= EXERCISE INSTRUCTIONS =
Go over the lines below, and when one contains the word "Allowed", copy it.
Top of TASK INPUT
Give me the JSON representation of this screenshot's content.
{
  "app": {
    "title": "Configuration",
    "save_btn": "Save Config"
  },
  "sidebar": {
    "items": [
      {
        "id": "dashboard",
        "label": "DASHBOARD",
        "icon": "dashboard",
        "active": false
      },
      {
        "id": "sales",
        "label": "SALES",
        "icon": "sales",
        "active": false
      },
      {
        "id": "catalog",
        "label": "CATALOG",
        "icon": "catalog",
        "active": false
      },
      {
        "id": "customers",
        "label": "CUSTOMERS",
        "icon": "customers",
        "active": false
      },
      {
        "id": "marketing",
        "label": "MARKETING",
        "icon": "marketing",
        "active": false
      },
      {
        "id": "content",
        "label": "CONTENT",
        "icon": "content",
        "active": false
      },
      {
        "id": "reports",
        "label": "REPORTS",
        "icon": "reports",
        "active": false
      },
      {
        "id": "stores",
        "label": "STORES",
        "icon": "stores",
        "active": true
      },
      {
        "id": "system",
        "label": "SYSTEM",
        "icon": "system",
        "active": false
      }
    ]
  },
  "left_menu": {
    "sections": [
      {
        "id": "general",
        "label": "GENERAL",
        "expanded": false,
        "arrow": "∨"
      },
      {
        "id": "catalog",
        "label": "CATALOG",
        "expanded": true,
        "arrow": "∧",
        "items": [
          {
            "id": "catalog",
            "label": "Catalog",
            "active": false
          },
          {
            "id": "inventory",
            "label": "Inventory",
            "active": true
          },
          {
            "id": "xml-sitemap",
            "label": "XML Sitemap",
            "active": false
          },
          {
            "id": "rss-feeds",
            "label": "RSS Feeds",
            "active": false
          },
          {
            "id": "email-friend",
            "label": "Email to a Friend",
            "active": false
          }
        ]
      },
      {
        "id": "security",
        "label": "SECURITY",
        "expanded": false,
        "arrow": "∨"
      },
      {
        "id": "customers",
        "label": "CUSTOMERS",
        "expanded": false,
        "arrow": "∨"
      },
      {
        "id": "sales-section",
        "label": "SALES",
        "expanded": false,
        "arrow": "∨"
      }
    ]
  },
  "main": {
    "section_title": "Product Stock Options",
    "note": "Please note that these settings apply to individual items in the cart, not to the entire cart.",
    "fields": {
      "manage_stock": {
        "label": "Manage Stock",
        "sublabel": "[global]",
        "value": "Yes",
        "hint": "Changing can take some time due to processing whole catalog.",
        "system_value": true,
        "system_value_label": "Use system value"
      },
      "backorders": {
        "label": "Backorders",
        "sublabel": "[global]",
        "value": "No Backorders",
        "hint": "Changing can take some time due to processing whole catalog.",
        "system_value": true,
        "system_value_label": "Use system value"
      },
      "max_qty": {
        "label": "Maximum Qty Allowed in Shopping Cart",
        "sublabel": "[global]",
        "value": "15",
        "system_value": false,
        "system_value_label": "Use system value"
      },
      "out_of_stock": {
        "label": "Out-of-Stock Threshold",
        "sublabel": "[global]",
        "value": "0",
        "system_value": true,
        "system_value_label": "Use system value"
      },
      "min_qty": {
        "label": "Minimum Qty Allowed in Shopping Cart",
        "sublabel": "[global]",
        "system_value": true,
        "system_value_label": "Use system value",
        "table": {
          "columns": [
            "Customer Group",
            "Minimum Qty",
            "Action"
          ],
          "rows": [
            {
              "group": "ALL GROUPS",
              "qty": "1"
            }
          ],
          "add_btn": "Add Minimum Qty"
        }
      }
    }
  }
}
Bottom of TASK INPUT
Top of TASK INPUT
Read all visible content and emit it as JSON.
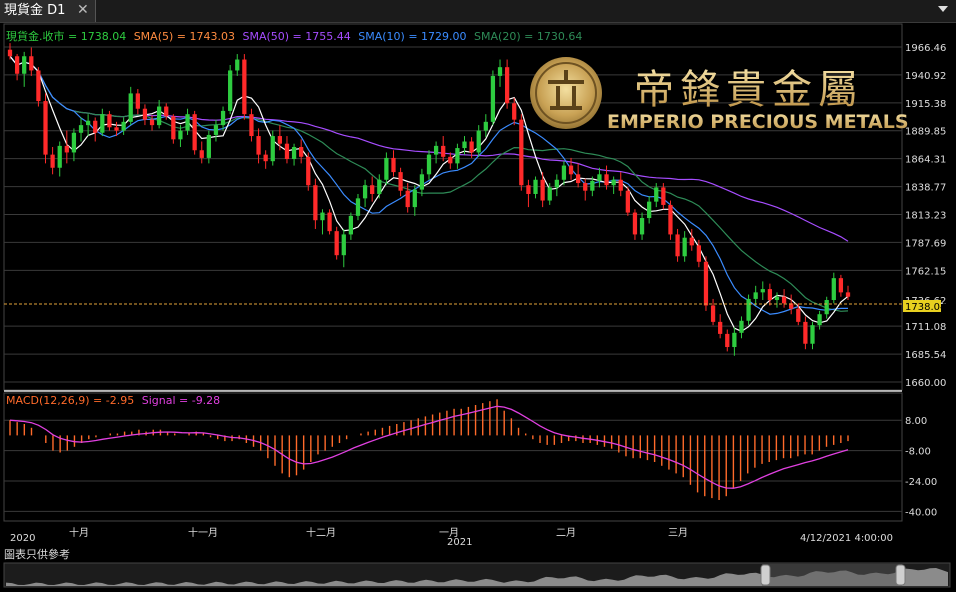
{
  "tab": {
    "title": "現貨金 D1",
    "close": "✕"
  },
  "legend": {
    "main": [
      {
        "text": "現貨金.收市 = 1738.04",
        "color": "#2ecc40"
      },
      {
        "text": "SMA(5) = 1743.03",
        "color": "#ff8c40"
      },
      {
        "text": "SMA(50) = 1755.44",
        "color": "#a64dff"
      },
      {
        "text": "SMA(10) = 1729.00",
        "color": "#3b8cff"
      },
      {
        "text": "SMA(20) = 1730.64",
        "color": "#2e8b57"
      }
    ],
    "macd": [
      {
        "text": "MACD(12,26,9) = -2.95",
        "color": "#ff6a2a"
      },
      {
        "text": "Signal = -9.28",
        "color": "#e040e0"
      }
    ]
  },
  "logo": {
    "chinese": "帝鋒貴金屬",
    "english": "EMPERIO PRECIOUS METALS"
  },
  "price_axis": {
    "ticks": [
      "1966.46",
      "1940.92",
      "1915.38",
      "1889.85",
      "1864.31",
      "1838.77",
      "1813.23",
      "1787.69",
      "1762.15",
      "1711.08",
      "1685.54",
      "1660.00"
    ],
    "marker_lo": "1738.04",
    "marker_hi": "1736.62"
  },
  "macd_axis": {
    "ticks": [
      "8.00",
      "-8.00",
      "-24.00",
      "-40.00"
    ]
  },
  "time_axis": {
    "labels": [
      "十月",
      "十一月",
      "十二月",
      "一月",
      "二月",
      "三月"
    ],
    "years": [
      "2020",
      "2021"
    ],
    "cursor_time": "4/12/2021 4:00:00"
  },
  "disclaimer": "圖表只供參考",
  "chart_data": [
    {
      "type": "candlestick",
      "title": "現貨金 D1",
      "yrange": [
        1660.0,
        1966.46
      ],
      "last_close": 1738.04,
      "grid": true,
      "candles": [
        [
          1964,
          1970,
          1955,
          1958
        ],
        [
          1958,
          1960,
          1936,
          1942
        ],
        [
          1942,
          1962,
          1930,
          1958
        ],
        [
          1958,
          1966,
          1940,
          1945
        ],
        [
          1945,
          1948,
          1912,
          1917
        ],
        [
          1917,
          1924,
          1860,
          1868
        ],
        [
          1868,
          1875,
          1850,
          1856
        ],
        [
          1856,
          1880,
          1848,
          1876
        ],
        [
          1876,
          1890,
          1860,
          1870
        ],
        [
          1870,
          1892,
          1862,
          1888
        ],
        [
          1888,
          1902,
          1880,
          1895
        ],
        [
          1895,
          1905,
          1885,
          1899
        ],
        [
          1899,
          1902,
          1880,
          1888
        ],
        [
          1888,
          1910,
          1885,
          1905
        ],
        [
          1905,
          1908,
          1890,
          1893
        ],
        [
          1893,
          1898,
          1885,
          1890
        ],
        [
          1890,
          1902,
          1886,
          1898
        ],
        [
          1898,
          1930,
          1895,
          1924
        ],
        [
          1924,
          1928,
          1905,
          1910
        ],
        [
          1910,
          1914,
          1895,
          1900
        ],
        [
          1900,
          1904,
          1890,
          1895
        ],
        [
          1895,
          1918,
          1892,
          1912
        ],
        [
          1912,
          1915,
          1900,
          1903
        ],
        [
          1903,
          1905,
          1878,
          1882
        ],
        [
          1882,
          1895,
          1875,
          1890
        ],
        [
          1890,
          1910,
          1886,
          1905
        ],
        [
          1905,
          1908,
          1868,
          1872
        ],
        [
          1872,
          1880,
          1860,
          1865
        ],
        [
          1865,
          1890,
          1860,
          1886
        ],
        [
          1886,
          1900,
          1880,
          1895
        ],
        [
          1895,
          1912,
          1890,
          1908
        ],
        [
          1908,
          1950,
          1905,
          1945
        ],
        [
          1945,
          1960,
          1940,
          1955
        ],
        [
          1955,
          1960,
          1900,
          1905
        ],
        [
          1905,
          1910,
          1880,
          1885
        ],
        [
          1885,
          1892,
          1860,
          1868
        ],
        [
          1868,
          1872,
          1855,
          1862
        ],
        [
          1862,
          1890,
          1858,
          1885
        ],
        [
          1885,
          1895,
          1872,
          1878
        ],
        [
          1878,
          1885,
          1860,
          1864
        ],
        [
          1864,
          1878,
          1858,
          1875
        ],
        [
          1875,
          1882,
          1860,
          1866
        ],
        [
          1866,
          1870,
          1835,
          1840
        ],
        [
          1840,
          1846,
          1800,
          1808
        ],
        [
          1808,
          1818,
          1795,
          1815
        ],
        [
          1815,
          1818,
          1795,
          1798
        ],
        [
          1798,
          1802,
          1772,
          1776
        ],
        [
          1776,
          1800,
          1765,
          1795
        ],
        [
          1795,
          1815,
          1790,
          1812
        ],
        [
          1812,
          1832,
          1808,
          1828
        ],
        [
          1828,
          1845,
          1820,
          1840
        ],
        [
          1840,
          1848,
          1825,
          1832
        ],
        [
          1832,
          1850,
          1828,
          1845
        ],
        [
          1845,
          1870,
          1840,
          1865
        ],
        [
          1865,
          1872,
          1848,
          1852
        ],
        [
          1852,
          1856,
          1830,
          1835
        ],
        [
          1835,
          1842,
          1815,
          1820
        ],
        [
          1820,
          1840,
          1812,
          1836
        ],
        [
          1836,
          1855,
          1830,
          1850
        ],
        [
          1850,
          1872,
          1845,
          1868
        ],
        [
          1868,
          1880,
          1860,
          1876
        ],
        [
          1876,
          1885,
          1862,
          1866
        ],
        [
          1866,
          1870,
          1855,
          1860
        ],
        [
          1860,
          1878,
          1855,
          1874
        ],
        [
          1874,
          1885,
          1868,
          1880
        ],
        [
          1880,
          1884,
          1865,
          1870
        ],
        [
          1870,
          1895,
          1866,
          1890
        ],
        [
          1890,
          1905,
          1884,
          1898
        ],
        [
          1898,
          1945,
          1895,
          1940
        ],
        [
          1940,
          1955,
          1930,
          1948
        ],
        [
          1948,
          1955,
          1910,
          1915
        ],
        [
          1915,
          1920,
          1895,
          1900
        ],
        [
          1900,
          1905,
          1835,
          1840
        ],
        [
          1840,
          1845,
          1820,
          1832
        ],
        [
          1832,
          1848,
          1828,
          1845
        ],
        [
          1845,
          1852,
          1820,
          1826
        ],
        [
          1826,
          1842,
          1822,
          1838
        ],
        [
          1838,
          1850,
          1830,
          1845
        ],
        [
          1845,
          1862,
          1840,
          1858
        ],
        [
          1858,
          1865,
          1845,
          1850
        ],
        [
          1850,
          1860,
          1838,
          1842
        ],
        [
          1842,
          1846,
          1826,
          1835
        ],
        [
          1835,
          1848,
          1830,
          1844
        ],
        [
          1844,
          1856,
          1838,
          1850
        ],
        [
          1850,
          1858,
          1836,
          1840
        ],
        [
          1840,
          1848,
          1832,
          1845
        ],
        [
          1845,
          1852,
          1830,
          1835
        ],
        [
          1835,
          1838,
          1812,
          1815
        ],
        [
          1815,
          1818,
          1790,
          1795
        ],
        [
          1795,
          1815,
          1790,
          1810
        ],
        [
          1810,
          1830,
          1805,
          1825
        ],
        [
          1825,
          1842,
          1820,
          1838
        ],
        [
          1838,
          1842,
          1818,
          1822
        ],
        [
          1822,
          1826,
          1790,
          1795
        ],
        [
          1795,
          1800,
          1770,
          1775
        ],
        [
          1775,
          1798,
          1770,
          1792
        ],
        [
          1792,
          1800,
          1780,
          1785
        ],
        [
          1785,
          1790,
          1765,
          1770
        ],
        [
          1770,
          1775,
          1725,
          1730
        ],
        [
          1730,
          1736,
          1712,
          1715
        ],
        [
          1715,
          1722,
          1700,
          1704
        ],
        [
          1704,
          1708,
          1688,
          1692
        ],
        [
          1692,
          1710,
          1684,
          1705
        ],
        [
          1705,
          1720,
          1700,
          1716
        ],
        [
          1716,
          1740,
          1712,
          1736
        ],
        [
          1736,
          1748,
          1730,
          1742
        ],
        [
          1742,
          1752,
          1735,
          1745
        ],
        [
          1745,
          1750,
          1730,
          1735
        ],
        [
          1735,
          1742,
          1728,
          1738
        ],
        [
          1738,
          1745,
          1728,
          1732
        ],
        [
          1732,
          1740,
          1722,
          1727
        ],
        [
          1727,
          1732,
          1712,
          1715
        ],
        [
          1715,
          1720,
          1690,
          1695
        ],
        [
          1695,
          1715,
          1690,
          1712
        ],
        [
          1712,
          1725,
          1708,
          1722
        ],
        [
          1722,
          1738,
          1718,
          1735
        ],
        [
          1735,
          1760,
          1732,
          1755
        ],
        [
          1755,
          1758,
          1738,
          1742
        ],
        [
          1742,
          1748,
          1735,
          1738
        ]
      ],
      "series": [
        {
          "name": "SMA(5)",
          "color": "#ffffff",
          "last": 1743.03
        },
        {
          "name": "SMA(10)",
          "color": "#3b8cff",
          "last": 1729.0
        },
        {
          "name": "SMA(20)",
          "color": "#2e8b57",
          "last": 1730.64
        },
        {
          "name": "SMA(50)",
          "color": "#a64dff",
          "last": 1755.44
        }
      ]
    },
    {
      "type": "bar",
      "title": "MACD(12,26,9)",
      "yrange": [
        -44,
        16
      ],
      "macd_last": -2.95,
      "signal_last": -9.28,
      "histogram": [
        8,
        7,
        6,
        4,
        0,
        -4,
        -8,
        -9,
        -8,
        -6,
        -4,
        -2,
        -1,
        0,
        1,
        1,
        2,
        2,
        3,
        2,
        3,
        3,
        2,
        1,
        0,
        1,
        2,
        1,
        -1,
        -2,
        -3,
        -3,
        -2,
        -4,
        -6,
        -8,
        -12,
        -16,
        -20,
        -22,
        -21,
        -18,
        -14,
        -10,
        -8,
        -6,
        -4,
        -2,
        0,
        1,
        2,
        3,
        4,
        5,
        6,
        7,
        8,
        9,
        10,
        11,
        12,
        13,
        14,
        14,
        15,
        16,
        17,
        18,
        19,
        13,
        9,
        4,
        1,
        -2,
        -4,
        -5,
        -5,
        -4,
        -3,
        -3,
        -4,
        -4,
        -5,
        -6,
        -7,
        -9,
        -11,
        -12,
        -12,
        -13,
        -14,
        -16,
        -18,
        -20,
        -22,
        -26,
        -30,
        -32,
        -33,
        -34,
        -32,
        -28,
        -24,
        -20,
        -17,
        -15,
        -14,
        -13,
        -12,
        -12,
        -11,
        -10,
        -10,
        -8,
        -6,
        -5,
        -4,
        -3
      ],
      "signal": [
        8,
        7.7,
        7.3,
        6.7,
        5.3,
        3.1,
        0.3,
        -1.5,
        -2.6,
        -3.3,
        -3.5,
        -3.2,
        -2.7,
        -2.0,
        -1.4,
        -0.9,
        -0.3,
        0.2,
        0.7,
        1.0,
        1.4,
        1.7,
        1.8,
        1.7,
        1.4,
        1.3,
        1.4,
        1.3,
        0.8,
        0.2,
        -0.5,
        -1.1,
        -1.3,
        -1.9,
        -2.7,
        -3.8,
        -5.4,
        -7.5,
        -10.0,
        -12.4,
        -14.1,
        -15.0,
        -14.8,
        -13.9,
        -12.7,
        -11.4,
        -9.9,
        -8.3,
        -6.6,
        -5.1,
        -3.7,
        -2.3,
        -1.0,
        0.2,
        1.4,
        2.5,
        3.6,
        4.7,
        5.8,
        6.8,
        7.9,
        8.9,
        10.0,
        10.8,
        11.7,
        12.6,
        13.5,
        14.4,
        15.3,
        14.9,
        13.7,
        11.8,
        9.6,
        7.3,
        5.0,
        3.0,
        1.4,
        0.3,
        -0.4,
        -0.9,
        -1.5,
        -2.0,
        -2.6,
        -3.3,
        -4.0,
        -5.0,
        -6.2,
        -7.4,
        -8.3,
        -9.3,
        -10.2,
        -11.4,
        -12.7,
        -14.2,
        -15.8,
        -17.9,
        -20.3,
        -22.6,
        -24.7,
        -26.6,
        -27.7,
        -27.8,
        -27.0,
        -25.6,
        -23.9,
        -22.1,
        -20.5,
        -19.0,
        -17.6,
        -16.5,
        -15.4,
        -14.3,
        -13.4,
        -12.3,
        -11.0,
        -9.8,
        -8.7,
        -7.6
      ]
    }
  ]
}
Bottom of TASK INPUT
= REPLY =
        "label": "Maximum Qty Allowed in Shopping Cart",
        "label": "Minimum Qty Allowed in Shopping Cart",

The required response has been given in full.